Is it necessary to ground an aquarium?

Mother and son looking at aquarium

Several experts have discussed the importance of anchoring an aquarium. The best ways to achieve it are debated in discussion groups. While electrical shocks can and do occur when dealing with aquarium equipment, grounding may not be the best solution. This is why.

Grounding Probes

Dropping a grounding probe in the water and placing the other end on a metal water pipe or a grounded electrical outlet is a popular'solution' for reducing aquarium shocks. Isn't that reasonable? Wrong. All that is achieved is the creation of a route for electrical current to travel through. Meanwhile, the underlying issue has remained unsolved.

Have you ever wondered why birds don't get electrocuted when they rest on a power line? The current is passing via the cable, not through the bird. There would be a new path for the current if the lovely little birdie planted one of his foot on another power wire. The new passage, which runs through the birdie from one wire to the other, is devastating.

Assume a piece of aquarium equipment is malfunctioning. Although there is energy, there is currently no channel for the current to go through. Place a ground probe in the tank and connect the other end to a pipe to provide a channel for the current. The current will go from the faulty piece of equipment via the water to the probe and then out the pipe.

The fish are now exposed to an electrical current running through the water thanks to the grounding probe. If you place your finger in the water, you're less likely to get a shock, but the fundamental problem of malfunctioning equipment hasn't been addressed.

Cure is Prevention

The best cure is to prevent the problem from happening in the first place. Here are some simple steps to prevent shocks.

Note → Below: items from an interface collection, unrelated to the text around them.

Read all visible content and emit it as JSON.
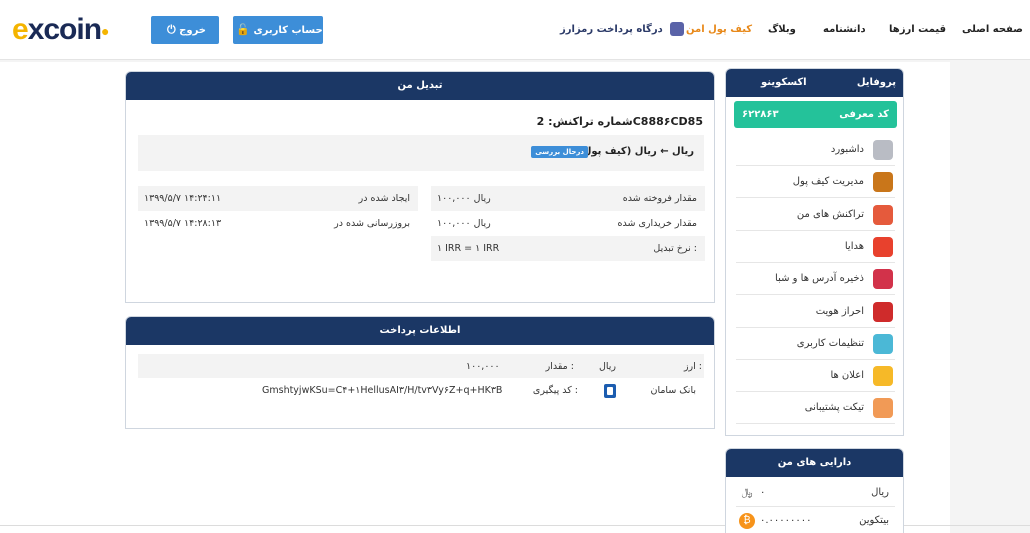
{
  "header": {
    "logo": "excoino",
    "logout_label": "خروج",
    "account_label": "حساب کاربری",
    "nav": {
      "home": "صفحه اصلی",
      "prices": "قیمت ارزها",
      "academy": "دانشنامه",
      "blog": "وبلاگ",
      "wallet": "کیف پول امن",
      "gateway": "درگاه پرداخت رمزارز"
    },
    "active_color": "#e8891a",
    "button_color": "#3d8ed8"
  },
  "exchange": {
    "title": "تبدیل من",
    "tx_label": "شماره تراکنش:",
    "tx_id": "2C888۶CD85",
    "pair": "ریال ← ریال (کیف پول)",
    "status_badge": "درحال بررسی",
    "sold_label": "مقدار فروخته شده",
    "sold_value": "ریال ۱۰۰,۰۰۰",
    "bought_label": "مقدار خریداری شده",
    "bought_value": "ریال ۱۰۰,۰۰۰",
    "rate_label": "نرخ تبدیل :",
    "rate_value": "۱ IRR = ۱ IRR",
    "created_label": "ایجاد شده در",
    "created_value": "۱۳۹۹/۵/۷ ۱۴:۲۴:۱۱",
    "updated_label": "بروزرسانی شده در",
    "updated_value": "۱۳۹۹/۵/۷ ۱۴:۲۸:۱۳"
  },
  "payment": {
    "title": "اطلاعات پرداخت",
    "currency_label": "ارز :",
    "currency_value": "ریال",
    "amount_label": "مقدار :",
    "amount_value": "۱۰۰,۰۰۰",
    "bank_name": "بانک سامان",
    "tracking_label": "کد پیگیری :",
    "tracking_value": "GmshtyjwKSu=C۴+۱HellusAI۳/H/tv۳Vy۶Z+q+HK۳B"
  },
  "profile": {
    "title": "پروفایل",
    "username": "اکسکوینو",
    "ref_label": "کد معرفی",
    "ref_code": "۶۲۲۸۶۳",
    "ref_color": "#24c29a",
    "menu": [
      {
        "label": "داشبورد",
        "icon": "dashboard-icon",
        "color": "#b9bcc4"
      },
      {
        "label": "مدیریت کیف پول",
        "icon": "wallet-icon",
        "color": "#c9761a"
      },
      {
        "label": "تراکنش های من",
        "icon": "transactions-icon",
        "color": "#e55a3c"
      },
      {
        "label": "هدایا",
        "icon": "gift-icon",
        "color": "#e8412d"
      },
      {
        "label": "ذخیره آدرس ها و شبا",
        "icon": "save-icon",
        "color": "#d2324a"
      },
      {
        "label": "احراز هویت",
        "icon": "user-verify-icon",
        "color": "#cf2b2b"
      },
      {
        "label": "تنظیمات کاربری",
        "icon": "settings-icon",
        "color": "#4bb8d6"
      },
      {
        "label": "اعلان ها",
        "icon": "bell-icon",
        "color": "#f6b928"
      },
      {
        "label": "تیکت پشتیبانی",
        "icon": "support-icon",
        "color": "#f19a56"
      }
    ]
  },
  "assets": {
    "title": "دارایی های من",
    "items": [
      {
        "label": "ریال",
        "value": "۰",
        "icon": "rial-icon",
        "symbol": "﷼",
        "color": "#ffffff"
      },
      {
        "label": "بیتکوین",
        "value": "۰.۰۰۰۰۰۰۰۰",
        "icon": "bitcoin-icon",
        "symbol": "₿",
        "color": "#f7931a"
      }
    ]
  }
}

  • Power Off - Sounds too simple to make a difference, but it matters. Before performing aquarium maintenance, turn off the power to equipment and unplug all the cords from the power outlets. No electricity exposure is a sure fire way to ensure you don’t get a shock. The same holds true if you notice something that appears broken, such as a . Suppress the urge to quickly reach into the tank and yank out the offending equipment. Always turn the power off first!
  • Check Equipment - Regularly check all your aquarium equipment for cracks, frayed wires, or broken bulbs. That includes: heaters, air pumps, bubblers, filters, lights, and any decoration that has a power cord or batteries. If you find damage, it’s wise to replace the item entirely.
  • Use a GFCI - If possible, plug equipment into a GFCI (ground fault circuit interrupter) outlet. A GFCI monitors the amount of current flowing from hot to neutral poles in the outlet. If any imbalance is detected, it trips the circuit, thus cutting the current flow. The monitor can sense an imbalance as small as 5 milliamps, and shut off the current in a fraction of a second, keeping you from becoming a crispy critter. You may have GFCIs in your kitchen and bathroom, but you can upgrade any standard outlet. You can also purchase GFCI power strips and outlet plugins.
  • Use a Drip loop - This is a very simple, but rarely implemented tip to avoid accidents. but your time, and ensure water doesn’t travel into electrical outlets. make all electrical cords drop BELOW the outlet from the aquarium component, and then go back UP to the outlet. That way, any water dripping down the cord will drop to the floor from the low point of the cord and not run directly into the electrical outlet.
  • Mount Power Strips High - Don’t lay power strips on the floor below the tank where they are asking for water to flow into them. Instead mount them as high as possible, and position them so that you can have drip loops.
  • Insulate Yourself - Standing on a rubber mat, and/or wearing rubber soled shoes when working on the aquarium will help avoid electric shocks.
  • Keep It Dry - Another no-brainer, but it's amazing how often people work in or around an aquarium without a towel in sight and water dripping everywhere. Keep the area dry, and have plenty of towels on hand in case you need them.

In summary, skip the grounding probe, and use common sense methods to avoid electrical accidents in the first place.